Don’t get me wrong, I love looking outside and seeing a sunny, beautiful spring day, but just five minutes under the sun’s rays causes me fevers, mouth and nose sores, the butterfly rash, and, in some cases, a full flare, all within 24 hours of exposure. Because of this, I will take 10-degree temperatures and snow any day of the week.

While many of us may be aware that the sun is a trigger we need to watch out for, it’s not going anywhere, and we still need to live our lives. The following are some tips that worked for me:

1. Look for clothing with UV protection

This type of clothing has a higher UPF, or ultraviolet protection factor, than most regular clothing, offering additional protection from the sun. The Skin Cancer Foundation recommends garments with a UPF of at least 30. Coolibar is one of my favorite UPF clothing brands because it offers colorful, fun options in a variety of sizes.

2. Prioritize self-care when it comes to invites

Spring and summer are the time of barbecues and weddings, beach days and vacations. Sure, we want to go to every event, but if we know sun and heat can take us down for days or weeks, we need to be intentional and selective with our attendance. If you can’t physically handle an event, suggest an alternative indoor activity like a movie night, board game marathon, or cozy dinner party. And if nighttime is your jam, why not propose evening outings like stargazing, nighttime beach volleyball, or moonlit walks?

3. Take notes during different seasons

I won’t go into my regular lecture about how we should all be journaling to track our symptoms; however, I will say that if you’re newer to a lupus diagnosis and aren’t yet sure how temperatures and sunlight/UV rays affect you, now is a great time to start jotting down notes.

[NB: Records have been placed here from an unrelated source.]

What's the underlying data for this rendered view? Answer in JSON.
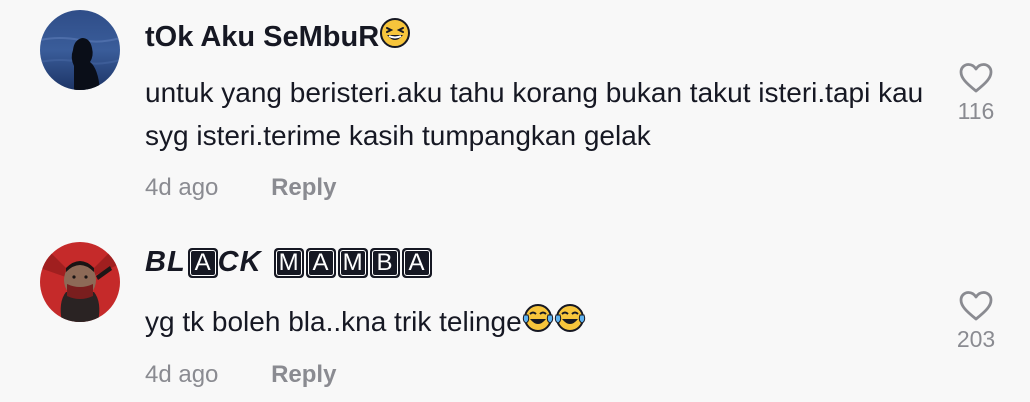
{
  "comments": [
    {
      "username": "tOk Aku SeMbuR",
      "username_emoji": "grinning-squinting-face",
      "text": "untuk yang beristeri.aku tahu korang bukan takut isteri.tapi kau syg isteri.terime kasih tumpangkan gelak",
      "time": "4d ago",
      "reply_label": "Reply",
      "like_count": "116"
    },
    {
      "username_parts": {
        "styled_1": "BL",
        "boxed_1": "A",
        "styled_2": "CK",
        "boxed_word": [
          "M",
          "A",
          "M",
          "B",
          "A"
        ]
      },
      "text": "yg tk boleh bla..kna trik telinge",
      "text_emojis": [
        "face-with-tears-of-joy",
        "face-with-tears-of-joy"
      ],
      "time": "4d ago",
      "reply_label": "Reply",
      "like_count": "203"
    }
  ],
  "colors": {
    "background": "#f8f8f8",
    "primary_text": "#161823",
    "secondary_text": "#8a8b91"
  }
}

It’s helpful to write down each day’s symptoms and their severity, if you were exposed to heat or cold, and if you were out in the sun or under UV rays from certain types of indoor lighting. Over time, you may see distinct symptom patterns.

In the 20 years since my diagnosis, I’ve learned to look at lupus as an opportunity for me to get creative, rather than as a disease that leaves me on the sidelines and stops me from enjoying my best life. Remember, living with chronic illness doesn’t mean we have to resign ourselves to a life of solitude and isolation. It simply means we have to approach things a little differently. So go ahead, embrace each season, but do so on your own terms and within your limits — and with a healthy dose of sunscreen, of course!

Note: Lupus News Today is strictly a news and information website about the disease. It does not provide medical advice, diagnosis, or treatment. This content is not intended to be a substitute for professional medical advice, diagnosis, or treatment. Always seek the advice of your physician or other qualified health provider with any questions you may have regarding a medical condition. Never disregard professional medical advice or delay in seeking it because of something you have read on this website. The opinions expressed in this column are not those of Lupus News Today or its parent company, BioNews, and are intended to spark discussion about issues pertaining to lupus.


Jamie glidewell avatar

Jamie glidewell

I’m so grateful to have read your article on dreading spring and summer!! Because I have had SLE for about 20 years now and I absolutely dread spring is here and we have already had some warm days. Plus I’m suffering from Untreated lymes for the second time and I didn’t know I was still active with lymes till I went for my routine bloodwork. Plus my hair started falling out and I was petrified and first thought it was my thyroid but it wasn’t. It’s the lymes, on top of lupus and bronchitis I feel like shit!!💩
Needless to say I wish we had the opportunity to move but we don’t… my spouse is got a pension where they work and we can’t leave. I’m sick and in flare ups quite often and I’m alone a lot, thank goodness for my dog Tao!!
Anyway Thank you so much for your support and words of wisdom!!
Jamie g.🥰🙏


Leave a comment

Fill in the required fields to post. Your email address will not be published.